Soups and stews are a great way to get in your recommended number of servings of vegetables (3 or more per day and 1/2 cup is a serving of cooked vegetables). They are also a great way to used leftover vegetables — simple keep a freezer bag or container in your freezer and after meals put all leftover vegetables like green peas, corn, beans, etc. in the bag and when you are ready to make soup you are set; simply add to them to your pot.

Cream based soups may have more calories, but they are a good way to add more calcium to the diet. The American Heart Association Cookbook and other cookbooks provide recipes for making cream soups using dry powdered milk. Dry milk is fat-free and offers a good alternative instead of using cream or whole milk. Liquid fat-free milk can serve the same purpose as dry milk. The advantage of dry milk is dry soup mix can be prepared in advance and kept on hand.

Soups and stews are economical because they can be prepared from inexpensive cups of fresh meats, such as chicken thigh sections and vegetables or from a combination of leftovers.  Other tips for good soups/stews are:

•The best method to thicken most soups and stews is to remove some of the cooked vegetables, puree in a blender and return the pureed mixture to the pot.

•Make soups/stews one-two days in advance to allow flavors to blend.

•Crockpots/slower cookers are great for making soups and stews — fill and the cooking is done while you sleep or while you’re at work.

•Improve nutritional value by adding chicken broth when the recipe calls for water.

•When reducing or boiling down a soup stock, do not add the salt until the end.

•If soup is too salty, add half a peeled raw potato and simmer about 15 minutes to absorb excess salt; remove the potato.

•One teaspoon of sugar or light brown sugar will mellow the acidity of tomato soup.

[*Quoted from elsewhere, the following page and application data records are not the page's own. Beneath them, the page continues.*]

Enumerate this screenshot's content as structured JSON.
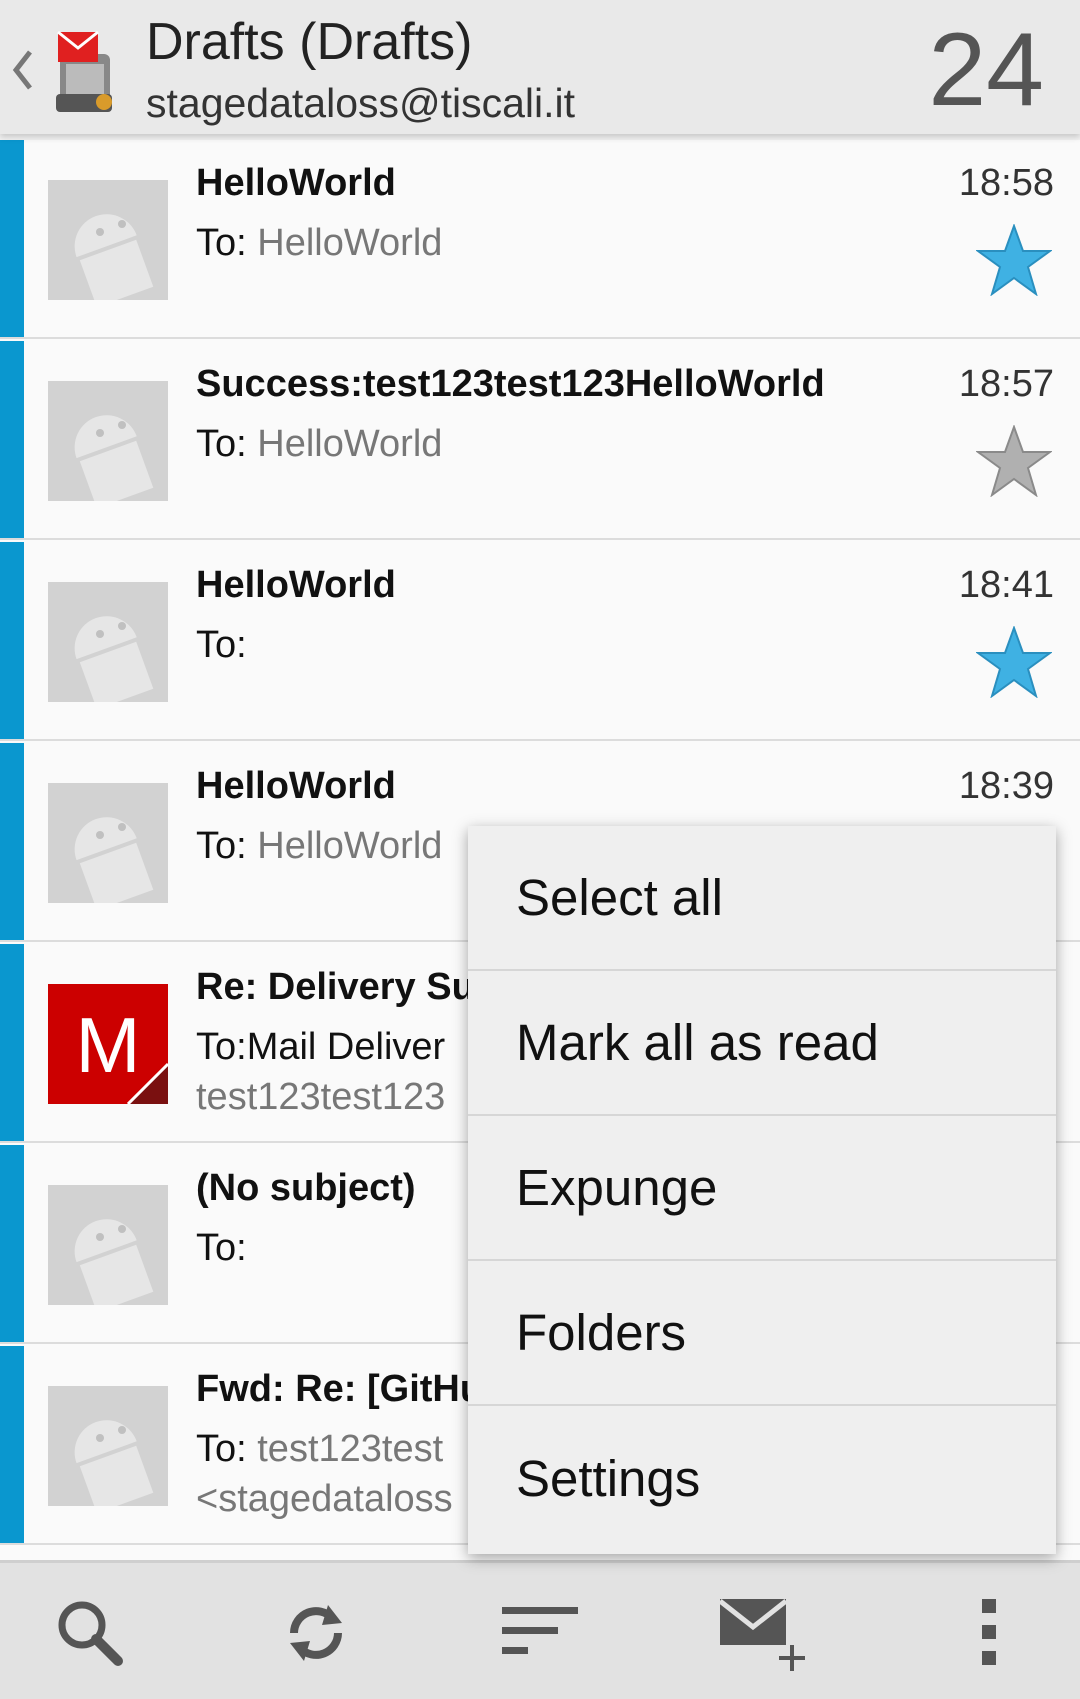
{
  "header": {
    "title": "Drafts (Drafts)",
    "account": "stagedataloss@tiscali.it",
    "count": "24"
  },
  "messages": [
    {
      "subject": "HelloWorld",
      "to_label": "To:",
      "to": "HelloWorld",
      "time": "18:58",
      "starred": true,
      "avatar": "android-avatar"
    },
    {
      "subject": "Success:test123test123HelloWorld",
      "to_label": "To:",
      "to": "HelloWorld",
      "time": "18:57",
      "starred": false,
      "avatar": "android-avatar"
    },
    {
      "subject": "HelloWorld",
      "to_label": "To:",
      "to": "",
      "time": "18:41",
      "starred": true,
      "avatar": "android-avatar"
    },
    {
      "subject": "HelloWorld",
      "to_label": "To: ",
      "to": "HelloWorld",
      "time": "18:39",
      "avatar": "android-avatar"
    },
    {
      "subject": "Re: Delivery Su",
      "to_label": "To:Mail Deliver",
      "to": "",
      "preview": "test123test123",
      "avatar_letter": "M",
      "avatar": "letter-avatar"
    },
    {
      "subject": "(No subject)",
      "to_label": "To:",
      "to": "",
      "avatar": "android-avatar"
    },
    {
      "subject": "Fwd: Re: [GitHu",
      "to_label": "To: ",
      "to": "test123test",
      "preview": "<stagedataloss",
      "avatar": "android-avatar"
    }
  ],
  "menu": {
    "items": [
      "Select all",
      "Mark all as read",
      "Expunge",
      "Folders",
      "Settings"
    ]
  },
  "bottombar": {
    "icons": [
      "search-icon",
      "refresh-icon",
      "sort-icon",
      "compose-icon",
      "overflow-menu-icon"
    ]
  },
  "colors": {
    "accent": "#0a97cf",
    "star_on": "#3fb1e3",
    "star_off": "#b0b0b0",
    "letter_avatar": "#cc0000"
  }
}
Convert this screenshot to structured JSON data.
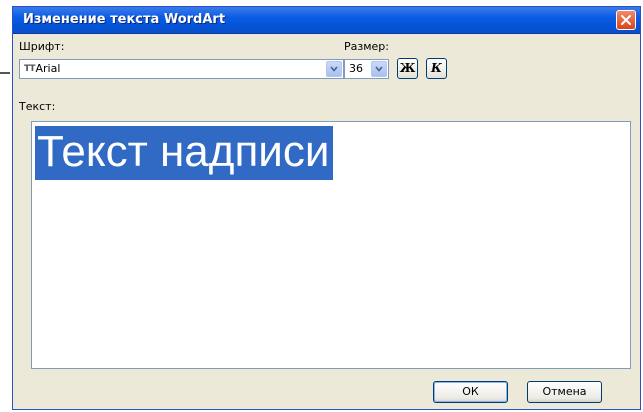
{
  "window": {
    "title": "Изменение текста WordArt"
  },
  "font": {
    "label": "Шрифт:",
    "value": "Arial"
  },
  "size": {
    "label": "Размер:",
    "value": "36"
  },
  "format": {
    "bold_label": "Ж",
    "italic_label": "К"
  },
  "text": {
    "label": "Текст:",
    "value": "Текст надписи"
  },
  "buttons": {
    "ok": "ОК",
    "cancel": "Отмена"
  },
  "colors": {
    "titlebar": "#0a5ce6",
    "dialog_bg": "#ece9d8",
    "selection": "#316ac5"
  },
  "icons": {
    "font_type": "truetype-icon",
    "close": "close-icon",
    "dropdown": "chevron-down-icon"
  }
}
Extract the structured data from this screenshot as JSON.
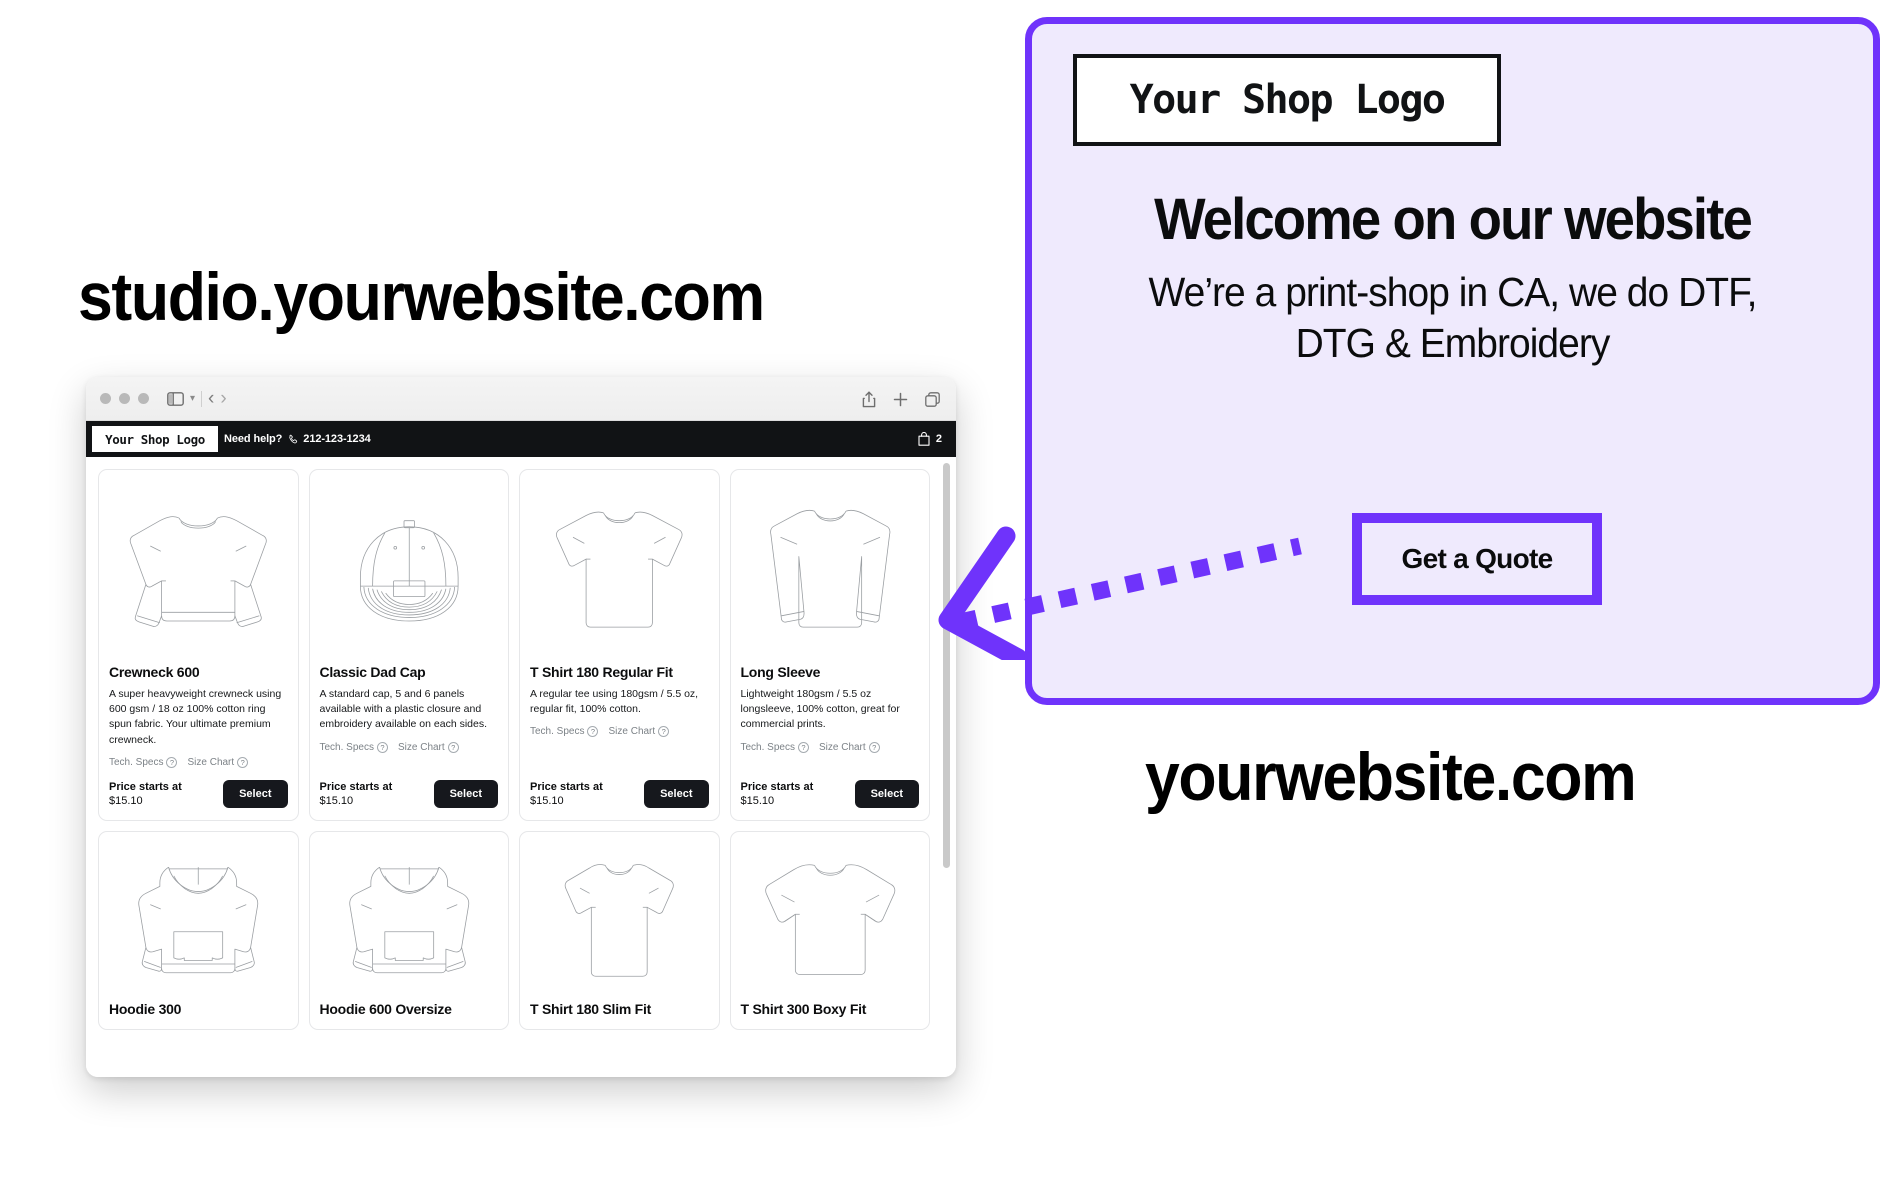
{
  "headings": {
    "studio_url": "studio.yourwebsite.com",
    "site_url": "yourwebsite.com"
  },
  "browser": {
    "traffic_lights": [
      "close-dot",
      "minimize-dot",
      "maximize-dot"
    ],
    "sidebar_icon": "sidebar-icon",
    "sidebar_caret": "chevron-down-icon",
    "back_glyph": "‹",
    "forward_glyph": "›",
    "share_icon": "share-icon",
    "new_tab_icon": "plus-icon",
    "tabs_icon": "tab-overview-icon"
  },
  "site_header": {
    "logo": "Your Shop Logo",
    "help_text": "Need help?",
    "phone": "212-123-1234",
    "phone_icon": "phone-icon",
    "cart_icon": "shopping-bag-icon",
    "cart_count": "2"
  },
  "labels": {
    "tech_specs": "Tech. Specs",
    "size_chart": "Size Chart",
    "price_starts_at": "Price starts at",
    "select": "Select",
    "help_glyph": "?"
  },
  "products": [
    {
      "id": "crewneck-600",
      "art": "crewneck",
      "title": "Crewneck 600",
      "desc": "A super heavyweight crewneck using 600 gsm / 18 oz 100% cotton ring spun fabric. Your ultimate premium crewneck.",
      "price": "$15.10"
    },
    {
      "id": "classic-dad-cap",
      "art": "cap",
      "title": "Classic Dad Cap",
      "desc": "A standard cap, 5 and 6 panels available with a plastic closure and embroidery available on each sides.",
      "price": "$15.10"
    },
    {
      "id": "t-shirt-180-regular-fit",
      "art": "tshirt",
      "title": "T Shirt 180 Regular Fit",
      "desc": "A regular tee using 180gsm / 5.5 oz, regular fit, 100% cotton.",
      "price": "$15.10"
    },
    {
      "id": "long-sleeve",
      "art": "longsleeve",
      "title": "Long Sleeve",
      "desc": "Lightweight 180gsm / 5.5 oz longsleeve, 100% cotton, great for commercial prints.",
      "price": "$15.10"
    }
  ],
  "products_row2": [
    {
      "id": "hoodie-300",
      "art": "hoodie",
      "title": "Hoodie 300"
    },
    {
      "id": "hoodie-600-oversize",
      "art": "hoodie",
      "title": "Hoodie 600 Oversize"
    },
    {
      "id": "t-shirt-180-slim-fit",
      "art": "tshirt",
      "title": "T Shirt 180 Slim Fit"
    },
    {
      "id": "t-shirt-300-boxy-fit",
      "art": "boxytee",
      "title": "T Shirt 300 Boxy Fit"
    }
  ],
  "promo": {
    "logo": "Your Shop Logo",
    "title": "Welcome on our website",
    "subtitle": "We’re a print-shop in CA, we do DTF, DTG & Embroidery",
    "cta": "Get a Quote"
  },
  "colors": {
    "accent_purple": "#6F33FB",
    "panel_background": "#EFEAFD",
    "dark_bar": "#111315",
    "button_dark": "#16181D",
    "muted_text": "#7C8287"
  }
}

•As a general rule of thumb, one quart of soup equals six first-course serving and three to four main course servings.

Slow-cooker Chunky Chicken Chili

Lovers of dark chicken meat will love this zesty chili that features hominy rather than beans!

Ingredients

2 pounds boneless skinless chicken thighs

2 cans (14 1/2 ounces each) diced tomatoes with green chilies, undrained

1 can (15 ounces) tomato sauce

1 package (1 ounce) chili seasoning mix

2 cans (15 1/2 ounces each) hominy, drained

Sour cream, if desired

Cilantro, if desired

Steps

Place chicken in 3 1/2- to 4-quart slow cooker. Mix tomatoes, tomato sauce and chili seasoning; pour over chicken.

Cover and cook on low heat setting 7 to 9 hours or until juice of chicken is no longer pink when centers of thickest pieces are cut.

Stir to break up chicken. Stir in hominy. Cover and cook on low heat setting 15 minutes until heated through. Serve chili with sour cream and cilantro.

Note: This recipe was tested in slow cookers with heating elements in the side and bottom of the cooker, not in cookers that stand only on a heated base. For slow cookers with just a heated base, follow the manufacturer’s directions for layering ingredients and choosing a temperature.